*Task brief*
Return every record exactly as it appears. Leave nothing out.

[App and web page records]
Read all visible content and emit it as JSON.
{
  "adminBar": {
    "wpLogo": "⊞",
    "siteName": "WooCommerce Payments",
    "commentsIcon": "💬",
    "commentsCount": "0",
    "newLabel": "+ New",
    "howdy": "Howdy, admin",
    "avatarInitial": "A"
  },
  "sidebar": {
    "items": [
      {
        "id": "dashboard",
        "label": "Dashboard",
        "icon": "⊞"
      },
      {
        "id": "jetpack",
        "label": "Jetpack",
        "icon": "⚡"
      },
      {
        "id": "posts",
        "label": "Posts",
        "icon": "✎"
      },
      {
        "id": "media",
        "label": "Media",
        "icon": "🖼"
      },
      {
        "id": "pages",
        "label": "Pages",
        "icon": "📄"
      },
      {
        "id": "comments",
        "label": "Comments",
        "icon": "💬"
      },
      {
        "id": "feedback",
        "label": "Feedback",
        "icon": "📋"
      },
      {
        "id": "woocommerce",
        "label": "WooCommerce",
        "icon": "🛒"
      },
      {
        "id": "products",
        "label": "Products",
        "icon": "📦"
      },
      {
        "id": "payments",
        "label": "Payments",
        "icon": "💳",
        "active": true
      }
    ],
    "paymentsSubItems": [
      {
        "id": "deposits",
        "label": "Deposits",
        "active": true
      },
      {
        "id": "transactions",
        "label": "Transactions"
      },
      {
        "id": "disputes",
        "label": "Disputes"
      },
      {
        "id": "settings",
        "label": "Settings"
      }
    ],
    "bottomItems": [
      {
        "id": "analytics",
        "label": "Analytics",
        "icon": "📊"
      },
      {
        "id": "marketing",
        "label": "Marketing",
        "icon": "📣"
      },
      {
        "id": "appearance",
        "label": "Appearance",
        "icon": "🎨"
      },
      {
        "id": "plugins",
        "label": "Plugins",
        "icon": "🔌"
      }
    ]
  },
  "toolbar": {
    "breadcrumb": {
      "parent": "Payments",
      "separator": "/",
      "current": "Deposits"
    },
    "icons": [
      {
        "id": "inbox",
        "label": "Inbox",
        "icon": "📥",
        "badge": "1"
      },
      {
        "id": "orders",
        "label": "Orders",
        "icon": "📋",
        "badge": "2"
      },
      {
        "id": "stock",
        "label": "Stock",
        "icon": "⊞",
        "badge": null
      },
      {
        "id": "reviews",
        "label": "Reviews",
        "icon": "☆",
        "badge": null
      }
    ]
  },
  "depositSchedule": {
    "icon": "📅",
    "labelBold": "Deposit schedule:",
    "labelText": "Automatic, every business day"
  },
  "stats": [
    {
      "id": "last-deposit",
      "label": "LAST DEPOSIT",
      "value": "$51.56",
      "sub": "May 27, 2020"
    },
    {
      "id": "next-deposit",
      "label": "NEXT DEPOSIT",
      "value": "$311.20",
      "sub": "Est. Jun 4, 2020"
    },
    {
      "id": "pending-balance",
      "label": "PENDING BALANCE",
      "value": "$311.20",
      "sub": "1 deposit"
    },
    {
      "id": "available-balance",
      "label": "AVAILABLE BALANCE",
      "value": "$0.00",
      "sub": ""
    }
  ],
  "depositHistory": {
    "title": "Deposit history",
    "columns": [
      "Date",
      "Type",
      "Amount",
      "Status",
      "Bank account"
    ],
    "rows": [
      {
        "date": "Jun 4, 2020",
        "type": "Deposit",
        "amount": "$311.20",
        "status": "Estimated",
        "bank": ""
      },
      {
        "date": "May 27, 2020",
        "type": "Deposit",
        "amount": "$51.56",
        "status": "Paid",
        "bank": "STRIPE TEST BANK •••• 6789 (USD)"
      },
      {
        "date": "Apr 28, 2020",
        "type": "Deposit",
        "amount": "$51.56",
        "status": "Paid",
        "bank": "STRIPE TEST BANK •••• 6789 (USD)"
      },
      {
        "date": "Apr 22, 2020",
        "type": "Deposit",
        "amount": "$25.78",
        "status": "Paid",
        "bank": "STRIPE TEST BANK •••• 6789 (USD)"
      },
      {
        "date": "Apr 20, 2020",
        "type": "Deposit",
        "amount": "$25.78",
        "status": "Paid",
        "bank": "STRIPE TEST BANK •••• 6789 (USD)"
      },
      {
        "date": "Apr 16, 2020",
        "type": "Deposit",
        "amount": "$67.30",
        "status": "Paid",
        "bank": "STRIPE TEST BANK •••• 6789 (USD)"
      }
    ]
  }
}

*Problem solution*
Read all visible content and emit it as JSON.
{
  "adminBar": {
    "wpLogo": "⊞",
    "siteName": "WooCommerce Payments",
    "commentsIcon": "💬",
    "commentsCount": "0",
    "newLabel": "+ New",
    "howdy": "Howdy, admin",
    "avatarInitial": "A"
  },
  "sidebar": {
    "items": [
      {
        "id": "dashboard",
        "label": "Dashboard",
        "icon": "⊞"
      },
      {
        "id": "jetpack",
        "label": "Jetpack",
        "icon": "⚡"
      },
      {
        "id": "posts",
        "label": "Posts",
        "icon": "✎"
      },
      {
        "id": "media",
        "label": "Media",
        "icon": "🖼"
      },
      {
        "id": "pages",
        "label": "Pages",
        "icon": "📄"
      },
      {
        "id": "comments",
        "label": "Comments",
        "icon": "💬"
      },
      {
        "id": "feedback",
        "label": "Feedback",
        "icon": "📋"
      },
      {
        "id": "woocommerce",
        "label": "WooCommerce",
        "icon": "🛒"
      },
      {
        "id": "products",
        "label": "Products",
        "icon": "📦"
      },
      {
        "id": "payments",
        "label": "Payments",
        "icon": "💳",
        "active": true
      }
    ],
    "paymentsSubItems": [
      {
        "id": "deposits",
        "label": "Deposits",
        "active": true
      },
      {
        "id": "transactions",
        "label": "Transactions"
      },
      {
        "id": "disputes",
        "label": "Disputes"
      },
      {
        "id": "settings",
        "label": "Settings"
      }
    ],
    "bottomItems": [
      {
        "id": "analytics",
        "label": "Analytics",
        "icon": "📊"
      },
      {
        "id": "marketing",
        "label": "Marketing",
        "icon": "📣"
      },
      {
        "id": "appearance",
        "label": "Appearance",
        "icon": "🎨"
      },
      {
        "id": "plugins",
        "label": "Plugins",
        "icon": "🔌"
      }
    ]
  },
  "toolbar": {
    "breadcrumb": {
      "parent": "Payments",
      "separator": "/",
      "current": "Deposits"
    },
    "icons": [
      {
        "id": "inbox",
        "label": "Inbox",
        "icon": "📥",
        "badge": "1"
      },
      {
        "id": "orders",
        "label": "Orders",
        "icon": "📋",
        "badge": "2"
      },
      {
        "id": "stock",
        "label": "Stock",
        "icon": "⊞",
        "badge": null
      },
      {
        "id": "reviews",
        "label": "Reviews",
        "icon": "☆",
        "badge": null
      }
    ]
  },
  "depositSchedule": {
    "icon": "📅",
    "labelBold": "Deposit schedule:",
    "labelText": "Automatic, every business day"
  },
  "stats": [
    {
      "id": "last-deposit",
      "label": "LAST DEPOSIT",
      "value": "$51.56",
      "sub": "May 27, 2020"
    },
    {
      "id": "next-deposit",
      "label": "NEXT DEPOSIT",
      "value": "$311.20",
      "sub": "Est. Jun 4, 2020"
    },
    {
      "id": "pending-balance",
      "label": "PENDING BALANCE",
      "value": "$311.20",
      "sub": "1 deposit"
    },
    {
      "id": "available-balance",
      "label": "AVAILABLE BALANCE",
      "value": "$0.00",
      "sub": ""
    }
  ],
  "depositHistory": {
    "title": "Deposit history",
    "columns": [
      "Date",
      "Type",
      "Amount",
      "Status",
      "Bank account"
    ],
    "rows": [
      {
        "date": "Jun 4, 2020",
        "type": "Deposit",
        "amount": "$311.20",
        "status": "Estimated",
        "bank": ""
      },
      {
        "date": "May 27, 2020",
        "type": "Deposit",
        "amount": "$51.56",
        "status": "Paid",
        "bank": "STRIPE TEST BANK •••• 6789 (USD)"
      },
      {
        "date": "Apr 28, 2020",
        "type": "Deposit",
        "amount": "$51.56",
        "status": "Paid",
        "bank": "STRIPE TEST BANK •••• 6789 (USD)"
      },
      {
        "date": "Apr 22, 2020",
        "type": "Deposit",
        "amount": "$25.78",
        "status": "Paid",
        "bank": "STRIPE TEST BANK •••• 6789 (USD)"
      },
      {
        "date": "Apr 20, 2020",
        "type": "Deposit",
        "amount": "$25.78",
        "status": "Paid",
        "bank": "STRIPE TEST BANK •••• 6789 (USD)"
      },
      {
        "date": "Apr 16, 2020",
        "type": "Deposit",
        "amount": "$67.30",
        "status": "Paid",
        "bank": "STRIPE TEST BANK •••• 6789 (USD)"
      }
    ]
  }
}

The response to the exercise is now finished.